A Simple Guide to Word Families

Word Families
Photo Janelle Cox

Word Families are sometimes referred to as groups, chunks or rimes. A word family has something in common with each other, have it be the prefix, suffix or root word. For example, green, grass, grow all have the "gr" sound in the beginning of the word.


Word families are important because they help young children recognize and analyze word patterns when they are learning to read. When teaching analytic phonics, teachers use word families to help children understand these patterns and that certain words have the same letter combinations and sounds.

Most Common Word Families

According to researchers Wylie and Durrel, there are 37 common word families: ack, ain, ake, ale, all, ame, an, ank, ap, ash, at, ate, aw, ay, eat, ell, est, ice, ick, ide, ight, ill, in, ine, ing, ink, ip, it, ock, oke, op, ore, ot, uck ,ug, ump, unk.

  • ack: back, hack, pack, rack
  • ain: brain, chain, main, plain
  • ake: awake, bake, cake, fake
  • ale: ale, bale, sale, tale
  • all: all, ball, call, hall
  • ame: blame, came, game, same
  • an: an, ban, can, pan
  • ank: bank, drank, sank, tank
  • ap: cap, map, rap, tap
  • ash: bash, dash, rash, sash
  • at: bat, cat, fat, mat
  • ate: fate, gate, late, rate
  • aw: claw, draw, paw, saw
  • ay: day, hay, may, say
  • eat: beat, feat, meat, seat
  • ell: bell, fell, tell, well
  • est: best, rest, vest, west
  • ice: dice, mice, nice, rice
  • ick: brick, kick, pick, sick
  • ide: bride, hide, ride, side
  • ight: bright, fight, light, night
  • ill: bill, hill, pill, still
  • in: bin, chin, grin, tin
  • ine: dine, fine, mine, vine
  • ing: bring, king, sing, wing
  • ink: drink, link, pink, sink
  • ip: chip, dip, lip, sip
  • it: bit, fit, hit, sit
  • ock: block, clock, rock, sock
  • op: cop, hop, mop, top
  • ore: bore, more, sore, tore
  • ot: got, hot, not, rot
  • uck: buck, duck luck, tuck
  • ug: bug, hug, mug, rug
  • ump: bump, dump, jump, pump
  • unk: bunk, dunk, junk,sunk

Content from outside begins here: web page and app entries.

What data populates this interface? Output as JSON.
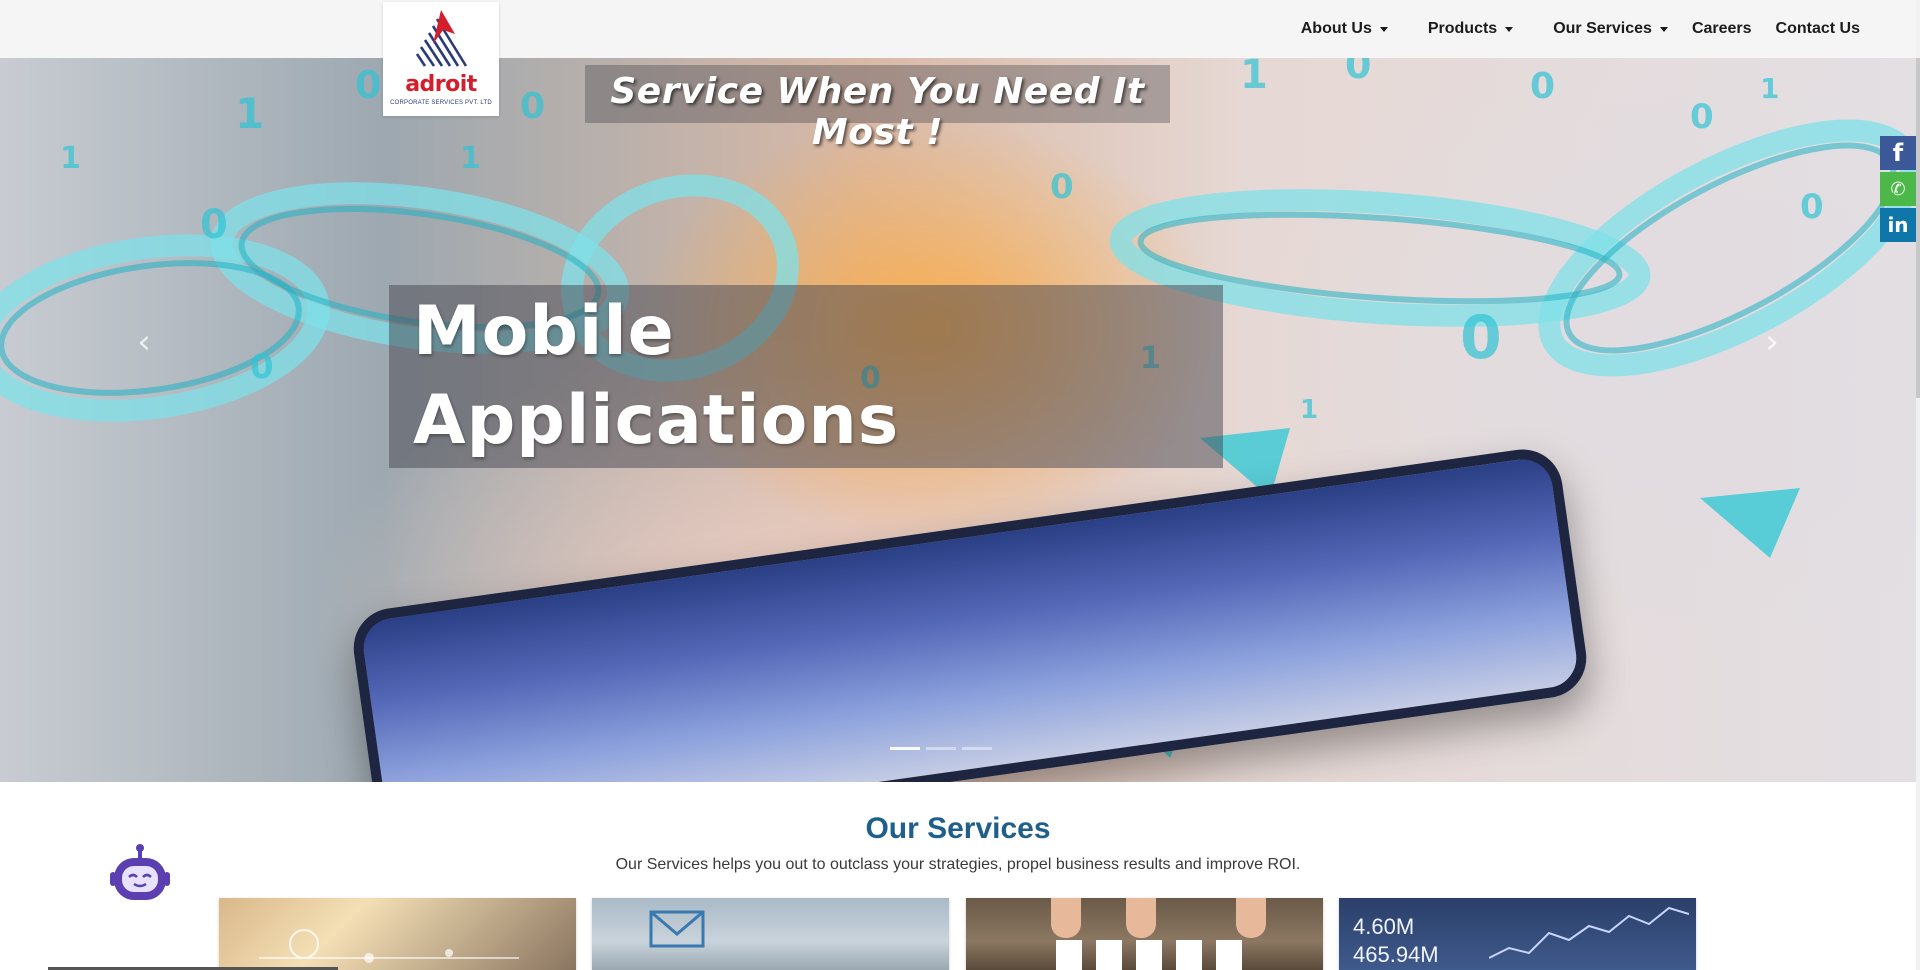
{
  "brand": {
    "logo_word": "adroit",
    "logo_sub": "CORPORATE SERVICES PVT. LTD",
    "colors": {
      "red": "#d21f2b",
      "navy": "#2b3a7a",
      "heading_blue": "#1f5f8b"
    }
  },
  "nav": {
    "items": [
      {
        "label": "About Us",
        "dropdown": true
      },
      {
        "label": "Products",
        "dropdown": true
      },
      {
        "label": "Our Services",
        "dropdown": true
      },
      {
        "label": "Careers",
        "dropdown": false
      },
      {
        "label": "Contact Us",
        "dropdown": false
      }
    ]
  },
  "hero": {
    "tagline": "Service When You Need It Most !",
    "caption_line1": "Mobile",
    "caption_line2": "Applications",
    "prev_icon": "chevron-left-icon",
    "next_icon": "chevron-right-icon",
    "prev_glyph": "‹",
    "next_glyph": "›",
    "slide_count": 3,
    "active_slide": 1
  },
  "social": {
    "facebook_glyph": "f",
    "phone_glyph": "✆",
    "linkedin_glyph": "in"
  },
  "services": {
    "title": "Our Services",
    "subtitle": "Our Services helps you out to outclass your strategies, propel business results and improve ROI.",
    "card4_values": [
      "4.60M",
      "465.94M"
    ]
  }
}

Source: Richard E. Wylie and Donald D. Durrell, 1970. "Teaching Vowels Through Phonograms." Elementary English 47, 787-791.